Supplied data ▸
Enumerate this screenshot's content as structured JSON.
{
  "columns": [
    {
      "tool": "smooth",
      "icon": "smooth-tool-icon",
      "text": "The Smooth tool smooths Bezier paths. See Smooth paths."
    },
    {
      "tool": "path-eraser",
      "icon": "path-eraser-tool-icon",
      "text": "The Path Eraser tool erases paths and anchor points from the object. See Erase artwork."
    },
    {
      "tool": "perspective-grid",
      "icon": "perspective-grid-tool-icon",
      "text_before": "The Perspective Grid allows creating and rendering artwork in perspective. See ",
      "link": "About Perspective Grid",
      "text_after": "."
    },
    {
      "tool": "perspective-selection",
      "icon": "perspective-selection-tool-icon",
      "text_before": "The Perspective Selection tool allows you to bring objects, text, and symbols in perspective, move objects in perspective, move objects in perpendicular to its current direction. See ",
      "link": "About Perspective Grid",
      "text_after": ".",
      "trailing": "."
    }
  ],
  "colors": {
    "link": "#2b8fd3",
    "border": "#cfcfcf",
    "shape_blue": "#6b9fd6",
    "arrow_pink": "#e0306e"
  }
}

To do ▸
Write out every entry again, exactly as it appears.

The completed task ▸
Enumerate this screenshot's content as structured JSON.
{
  "columns": [
    {
      "tool": "smooth",
      "icon": "smooth-tool-icon",
      "text": "The Smooth tool smooths Bezier paths. See Smooth paths."
    },
    {
      "tool": "path-eraser",
      "icon": "path-eraser-tool-icon",
      "text": "The Path Eraser tool erases paths and anchor points from the object. See Erase artwork."
    },
    {
      "tool": "perspective-grid",
      "icon": "perspective-grid-tool-icon",
      "text_before": "The Perspective Grid allows creating and rendering artwork in perspective. See ",
      "link": "About Perspective Grid",
      "text_after": "."
    },
    {
      "tool": "perspective-selection",
      "icon": "perspective-selection-tool-icon",
      "text_before": "The Perspective Selection tool allows you to bring objects, text, and symbols in perspective, move objects in perspective, move objects in perpendicular to its current direction. See ",
      "link": "About Perspective Grid",
      "text_after": ".",
      "trailing": "."
    }
  ],
  "colors": {
    "link": "#2b8fd3",
    "border": "#cfcfcf",
    "shape_blue": "#6b9fd6",
    "arrow_pink": "#e0306e"
  }
}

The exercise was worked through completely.